Hub replacements are depot-level repairs typically performed in a dry dock. However, Naval Sea Systems Command (NAVSEA), with the help of Rolls Royce, completed the work in the water in just 18 days, 12 days ahead of the 30-day schedule. This was based on the last time the Navy performed a water-based hub replacement in 2020. The PHNSY & IMF team also completed the work 19 days faster since the first time the work was completed in 2014.
Waterway hub replacements are very complex operations and are not done often. This is the third time in naval history, and only the second time on an Arleigh Burke-class guided missile destroyer, that a water hub replacement has been performed. The combined PHNSY & IMF team have worked tirelessly for weeks to develop a plan to run the job with safety and efficiency as their biggest concerns. The repair plan required the crew to work around the clock to quickly get the ship back on track and get her ready for battle.

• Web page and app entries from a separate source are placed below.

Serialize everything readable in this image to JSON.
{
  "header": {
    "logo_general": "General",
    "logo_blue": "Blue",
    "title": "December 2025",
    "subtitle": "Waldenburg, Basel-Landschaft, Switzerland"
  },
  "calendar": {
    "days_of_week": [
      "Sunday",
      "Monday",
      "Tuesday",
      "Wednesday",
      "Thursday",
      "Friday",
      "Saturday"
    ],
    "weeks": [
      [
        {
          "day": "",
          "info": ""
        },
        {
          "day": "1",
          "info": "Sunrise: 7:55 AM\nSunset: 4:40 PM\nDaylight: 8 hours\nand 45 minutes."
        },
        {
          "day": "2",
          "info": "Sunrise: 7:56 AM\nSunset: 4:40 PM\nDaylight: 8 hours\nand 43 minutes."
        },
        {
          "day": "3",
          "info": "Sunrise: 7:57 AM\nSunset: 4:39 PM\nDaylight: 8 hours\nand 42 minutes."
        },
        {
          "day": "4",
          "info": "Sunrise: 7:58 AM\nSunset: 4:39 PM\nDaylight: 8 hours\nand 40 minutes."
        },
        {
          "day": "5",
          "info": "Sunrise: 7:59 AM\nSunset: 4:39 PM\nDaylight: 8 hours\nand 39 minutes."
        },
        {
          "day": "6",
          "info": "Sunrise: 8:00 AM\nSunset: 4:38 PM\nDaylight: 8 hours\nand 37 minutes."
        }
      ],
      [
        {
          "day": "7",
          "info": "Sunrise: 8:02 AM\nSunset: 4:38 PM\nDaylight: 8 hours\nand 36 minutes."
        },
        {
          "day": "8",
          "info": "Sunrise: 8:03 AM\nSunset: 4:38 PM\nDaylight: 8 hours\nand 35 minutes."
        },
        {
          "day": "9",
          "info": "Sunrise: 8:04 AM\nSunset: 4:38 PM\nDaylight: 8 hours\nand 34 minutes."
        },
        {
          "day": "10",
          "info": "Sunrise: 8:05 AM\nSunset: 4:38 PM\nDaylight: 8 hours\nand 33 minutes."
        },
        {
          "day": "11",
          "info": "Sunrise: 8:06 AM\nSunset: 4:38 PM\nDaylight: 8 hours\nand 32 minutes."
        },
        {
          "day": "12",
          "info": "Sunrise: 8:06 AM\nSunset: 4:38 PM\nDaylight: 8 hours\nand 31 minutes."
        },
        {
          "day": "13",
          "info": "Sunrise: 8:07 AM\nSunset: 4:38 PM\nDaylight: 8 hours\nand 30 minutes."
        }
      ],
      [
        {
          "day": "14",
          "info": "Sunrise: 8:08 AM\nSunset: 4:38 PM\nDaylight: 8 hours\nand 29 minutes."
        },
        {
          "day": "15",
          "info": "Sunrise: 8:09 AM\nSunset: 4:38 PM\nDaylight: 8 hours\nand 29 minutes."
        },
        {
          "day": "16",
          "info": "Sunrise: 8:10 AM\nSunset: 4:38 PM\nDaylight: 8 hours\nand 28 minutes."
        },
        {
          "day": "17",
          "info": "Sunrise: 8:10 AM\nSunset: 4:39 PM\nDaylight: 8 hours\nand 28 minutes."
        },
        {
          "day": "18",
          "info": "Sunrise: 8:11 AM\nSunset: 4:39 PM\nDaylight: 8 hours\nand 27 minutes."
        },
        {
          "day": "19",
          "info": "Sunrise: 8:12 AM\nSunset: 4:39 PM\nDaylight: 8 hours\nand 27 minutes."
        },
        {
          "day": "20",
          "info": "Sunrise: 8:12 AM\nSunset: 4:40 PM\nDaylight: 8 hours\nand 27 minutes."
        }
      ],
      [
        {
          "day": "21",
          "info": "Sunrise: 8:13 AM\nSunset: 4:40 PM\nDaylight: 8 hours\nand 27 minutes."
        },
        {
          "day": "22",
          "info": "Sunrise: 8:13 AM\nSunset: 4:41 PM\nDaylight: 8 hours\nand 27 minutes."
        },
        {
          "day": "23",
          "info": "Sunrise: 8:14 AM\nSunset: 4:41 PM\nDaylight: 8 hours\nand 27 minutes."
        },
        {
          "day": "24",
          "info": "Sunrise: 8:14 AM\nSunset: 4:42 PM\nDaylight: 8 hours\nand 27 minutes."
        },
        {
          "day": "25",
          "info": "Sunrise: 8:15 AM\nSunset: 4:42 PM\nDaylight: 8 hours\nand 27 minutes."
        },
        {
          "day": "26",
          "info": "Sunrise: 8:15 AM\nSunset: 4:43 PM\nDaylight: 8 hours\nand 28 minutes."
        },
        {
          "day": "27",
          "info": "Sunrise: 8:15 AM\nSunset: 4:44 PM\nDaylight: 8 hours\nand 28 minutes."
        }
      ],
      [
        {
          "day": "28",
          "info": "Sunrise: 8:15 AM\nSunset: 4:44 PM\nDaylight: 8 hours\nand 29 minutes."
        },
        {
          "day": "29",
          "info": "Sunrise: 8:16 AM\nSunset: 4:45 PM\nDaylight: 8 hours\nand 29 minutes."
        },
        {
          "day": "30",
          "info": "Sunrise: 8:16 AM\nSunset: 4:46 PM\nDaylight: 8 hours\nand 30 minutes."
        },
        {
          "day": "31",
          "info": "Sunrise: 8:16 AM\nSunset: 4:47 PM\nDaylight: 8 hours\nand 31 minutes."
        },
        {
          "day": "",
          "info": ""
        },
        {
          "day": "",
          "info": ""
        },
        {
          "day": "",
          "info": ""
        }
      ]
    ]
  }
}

“Confidence and a dedicated crane and rigging team have been key contributors to the team’s success,” said Scott Heineman, NAVSEA 00C5. “Teams that demonstrate a high level of trust are more likely to use each other’s skills and strengths, to admit mistakes and limitations as opportunities for growth, and to generally produce meaningful work. better quality towards the common goal. “
Over the past 20 years, NAVSEA 00C5 has proven that underwater farming saves money. It often eliminates the need for dry dock repairs, extends the interval between dry docking and minimizes the time the vessel spends in dry dock. The replacement of the water hub of the USS John Paul Jones was no exception. The resource budget allocated to this work was $ 677,000 while the team spent only $ 445,000 saving $ 231,825 while getting the ship back on mission in record time.
“It’s exciting for the entire maintenance community to do this type of high level first job here at Pearl Harbor because we are developing a skill set that we didn’t have in the past,” said Rich Ulmer. , Deputy Project Superintendent of FMR. “It’s amazing what the team has accomplished
For more information on Pearl Harbor Naval Shipyard & IMF, visit navsea.navy.mil/Home/Shipyards/PHNS-IMF or facebook.com/PearlHarborNavalShipyard.